Garrison wasn't alone in recognizing that the Constitution was, at best, an ignoble compromise. Abraham Lincoln explained it clearly just four years after Garrison's incendiary act. In a Chicago speech he compared the Declaration of Independence to the Constitution:
I should like to know if taking this old Declaration of Independence, which declares that all men are equal upon principle and making exceptions to it where will it stop. If one man says it does not mean a negro, why not another say it does not mean some other man? If that declaration is not the truth, let us get the Statute book, in which we find it and tear it out! Who is so bold as to do it! [Voices—"me" "no one," &c.] If it is not true let us tear it out! [cries of "no, no,"] let us stick to it then, [cheers] let us stand firmly by it then. [Applause.]
It may be argued that there are certain conditions that make necessities and impose them upon us, and to the extent that a necessity is imposed upon a man he must submit to it. I think that was the condition in which we found ourselves when we established this government. We had slavery among us, we could not get our constitution unless we permitted them to remain in slavery, we could not secure the good we did secure if we grasped for more, and having by necessity submitted to that much, it does not destroy the principle that is the charter of our liberties.
At the time Constitution was drafted and ratified, Americans understood that their new nation would have a short lifespan if the 13 colonies didn't bind together. Thirteen separate countries would have been easy pickings for any European power. Only by joining together in a union could they hope to maintain their independence.
That was obvious to everyone concerned, and especially to the southern slaveowners, who in effect held the future of the United States ransom to their own short-term economic self-interest. Give us slavery, they said, or you don't get your union. So the people who declared themselves independent on the basis of the self-evident truth that all men are created equal gave them slavery.
America's founding contradiction was memorably captured by Samuel Johnson in 1775 when he asked: "how is it that we hear the loudest yelps for liberty among the drivers of negroes?" That contradiction was embodied, not resolved, in our Constitution. The Constitution was history's true Faustian bargain.
Lincoln coined that phrase “charter of our liberties” to refer to the Declaration of Independence. Justices of the modern Supreme Court perverted the phrase's meaning into its opposite when they assigned that title to the Constitution instead. A document that enshrined slavery a charter of liberties!
Were the justices not thinking about the meaning of the words they used? Or did they cynically see how extraordinarily useful it would be – to them – to encourage that ignorant pseudo-patriotism?

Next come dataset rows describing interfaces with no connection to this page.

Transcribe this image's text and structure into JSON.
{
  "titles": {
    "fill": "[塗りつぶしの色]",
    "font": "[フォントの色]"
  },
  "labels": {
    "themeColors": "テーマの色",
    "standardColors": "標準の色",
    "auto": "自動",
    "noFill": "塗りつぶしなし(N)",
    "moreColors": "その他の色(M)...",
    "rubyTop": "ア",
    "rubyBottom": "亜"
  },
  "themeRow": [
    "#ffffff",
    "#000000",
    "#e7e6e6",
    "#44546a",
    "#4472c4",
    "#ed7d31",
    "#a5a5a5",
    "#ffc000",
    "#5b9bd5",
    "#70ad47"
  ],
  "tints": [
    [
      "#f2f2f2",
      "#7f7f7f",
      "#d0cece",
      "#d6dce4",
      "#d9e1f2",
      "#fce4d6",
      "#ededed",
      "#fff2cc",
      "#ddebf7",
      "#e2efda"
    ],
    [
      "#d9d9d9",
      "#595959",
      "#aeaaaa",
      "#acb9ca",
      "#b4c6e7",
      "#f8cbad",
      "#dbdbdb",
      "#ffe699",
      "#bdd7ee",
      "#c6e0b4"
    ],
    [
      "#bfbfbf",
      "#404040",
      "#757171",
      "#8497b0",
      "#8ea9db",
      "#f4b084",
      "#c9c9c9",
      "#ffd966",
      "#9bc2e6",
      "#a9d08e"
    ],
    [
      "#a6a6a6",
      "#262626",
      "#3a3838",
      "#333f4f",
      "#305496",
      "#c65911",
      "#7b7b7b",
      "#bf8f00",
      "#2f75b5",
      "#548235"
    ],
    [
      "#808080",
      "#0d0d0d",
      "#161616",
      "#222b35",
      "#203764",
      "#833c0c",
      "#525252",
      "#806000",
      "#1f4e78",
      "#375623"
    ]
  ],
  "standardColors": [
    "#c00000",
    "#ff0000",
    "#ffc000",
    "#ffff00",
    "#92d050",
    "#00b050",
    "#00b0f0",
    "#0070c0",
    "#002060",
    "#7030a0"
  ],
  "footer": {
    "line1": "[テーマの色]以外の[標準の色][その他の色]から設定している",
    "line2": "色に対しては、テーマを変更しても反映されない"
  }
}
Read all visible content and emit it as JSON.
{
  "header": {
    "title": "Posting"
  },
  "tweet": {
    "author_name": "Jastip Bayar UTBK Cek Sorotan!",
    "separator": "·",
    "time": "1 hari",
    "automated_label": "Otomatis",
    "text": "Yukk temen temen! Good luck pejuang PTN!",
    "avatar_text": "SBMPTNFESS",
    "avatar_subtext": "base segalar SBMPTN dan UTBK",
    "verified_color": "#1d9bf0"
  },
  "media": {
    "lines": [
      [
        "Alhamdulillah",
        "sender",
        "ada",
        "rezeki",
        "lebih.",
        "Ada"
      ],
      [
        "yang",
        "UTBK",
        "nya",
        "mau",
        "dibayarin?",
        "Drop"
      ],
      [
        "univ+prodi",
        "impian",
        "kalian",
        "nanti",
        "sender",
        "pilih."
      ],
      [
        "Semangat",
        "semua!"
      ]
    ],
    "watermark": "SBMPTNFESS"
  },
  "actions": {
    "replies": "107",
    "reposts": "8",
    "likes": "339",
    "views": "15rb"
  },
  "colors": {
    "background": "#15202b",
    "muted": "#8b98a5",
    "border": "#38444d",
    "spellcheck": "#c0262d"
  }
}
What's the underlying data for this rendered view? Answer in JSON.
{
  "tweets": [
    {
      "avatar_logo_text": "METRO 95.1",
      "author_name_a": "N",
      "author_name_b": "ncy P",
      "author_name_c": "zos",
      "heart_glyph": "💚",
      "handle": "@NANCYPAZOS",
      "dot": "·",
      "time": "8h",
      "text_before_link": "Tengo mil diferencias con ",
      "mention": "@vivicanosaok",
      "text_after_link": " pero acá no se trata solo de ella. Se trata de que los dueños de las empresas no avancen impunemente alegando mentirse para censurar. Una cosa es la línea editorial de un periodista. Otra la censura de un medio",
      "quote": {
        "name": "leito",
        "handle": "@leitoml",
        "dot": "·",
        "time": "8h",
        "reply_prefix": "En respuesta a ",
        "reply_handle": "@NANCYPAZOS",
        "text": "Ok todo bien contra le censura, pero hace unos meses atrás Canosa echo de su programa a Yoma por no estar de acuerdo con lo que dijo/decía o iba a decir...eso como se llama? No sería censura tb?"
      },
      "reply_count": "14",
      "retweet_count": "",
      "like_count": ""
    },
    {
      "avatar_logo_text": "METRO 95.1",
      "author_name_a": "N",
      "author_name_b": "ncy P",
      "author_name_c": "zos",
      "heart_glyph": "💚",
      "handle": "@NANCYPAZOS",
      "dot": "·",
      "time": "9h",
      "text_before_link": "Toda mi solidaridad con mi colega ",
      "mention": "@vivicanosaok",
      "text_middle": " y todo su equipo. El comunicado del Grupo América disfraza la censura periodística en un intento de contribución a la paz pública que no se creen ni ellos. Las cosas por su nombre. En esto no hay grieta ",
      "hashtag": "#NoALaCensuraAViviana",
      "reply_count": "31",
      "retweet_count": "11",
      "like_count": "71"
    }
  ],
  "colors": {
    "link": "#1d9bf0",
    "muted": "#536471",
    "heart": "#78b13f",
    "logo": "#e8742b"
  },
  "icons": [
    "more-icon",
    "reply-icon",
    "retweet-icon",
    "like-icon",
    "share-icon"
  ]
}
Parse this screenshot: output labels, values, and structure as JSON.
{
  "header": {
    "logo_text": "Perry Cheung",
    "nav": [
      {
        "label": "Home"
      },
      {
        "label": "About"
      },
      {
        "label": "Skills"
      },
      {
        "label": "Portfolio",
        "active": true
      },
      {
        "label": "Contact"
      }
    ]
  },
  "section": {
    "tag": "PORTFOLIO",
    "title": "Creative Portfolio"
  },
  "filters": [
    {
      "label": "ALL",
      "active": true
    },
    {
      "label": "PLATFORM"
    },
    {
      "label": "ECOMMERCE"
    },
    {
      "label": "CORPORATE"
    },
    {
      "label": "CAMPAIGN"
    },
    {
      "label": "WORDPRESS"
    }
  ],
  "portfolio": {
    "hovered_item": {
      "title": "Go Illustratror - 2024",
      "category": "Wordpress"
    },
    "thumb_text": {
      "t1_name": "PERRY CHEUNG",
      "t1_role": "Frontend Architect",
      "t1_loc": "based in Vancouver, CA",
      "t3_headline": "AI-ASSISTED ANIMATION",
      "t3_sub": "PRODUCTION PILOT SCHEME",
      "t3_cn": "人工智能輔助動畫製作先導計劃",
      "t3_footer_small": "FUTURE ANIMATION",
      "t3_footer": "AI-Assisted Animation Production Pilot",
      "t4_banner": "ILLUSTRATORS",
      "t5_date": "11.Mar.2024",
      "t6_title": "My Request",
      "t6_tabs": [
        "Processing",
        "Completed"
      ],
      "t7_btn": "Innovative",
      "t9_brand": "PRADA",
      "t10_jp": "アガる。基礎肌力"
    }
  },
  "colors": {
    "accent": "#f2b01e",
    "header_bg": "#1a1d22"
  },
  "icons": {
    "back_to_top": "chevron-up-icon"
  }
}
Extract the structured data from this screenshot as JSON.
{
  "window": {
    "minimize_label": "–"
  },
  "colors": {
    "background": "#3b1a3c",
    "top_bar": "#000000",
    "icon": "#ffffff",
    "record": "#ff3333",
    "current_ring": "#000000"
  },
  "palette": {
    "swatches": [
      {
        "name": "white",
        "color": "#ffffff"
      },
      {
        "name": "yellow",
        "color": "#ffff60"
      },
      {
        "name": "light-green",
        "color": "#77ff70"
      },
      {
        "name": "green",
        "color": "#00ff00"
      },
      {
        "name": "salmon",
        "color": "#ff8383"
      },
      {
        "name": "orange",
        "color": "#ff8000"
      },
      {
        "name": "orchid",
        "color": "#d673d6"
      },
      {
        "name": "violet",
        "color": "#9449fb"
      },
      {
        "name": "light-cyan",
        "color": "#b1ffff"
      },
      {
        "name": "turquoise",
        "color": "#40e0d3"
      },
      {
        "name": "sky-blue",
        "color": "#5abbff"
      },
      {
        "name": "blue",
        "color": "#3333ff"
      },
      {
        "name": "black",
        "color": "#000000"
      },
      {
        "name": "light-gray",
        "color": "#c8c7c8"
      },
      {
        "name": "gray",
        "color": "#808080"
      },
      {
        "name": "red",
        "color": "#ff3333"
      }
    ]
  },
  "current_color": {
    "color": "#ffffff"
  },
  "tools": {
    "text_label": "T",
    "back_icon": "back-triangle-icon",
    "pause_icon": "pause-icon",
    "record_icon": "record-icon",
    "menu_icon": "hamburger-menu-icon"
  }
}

America has never gotten over its founding contradiction. The many ways in which it continues to determine our criminal law will be the subject of future posts.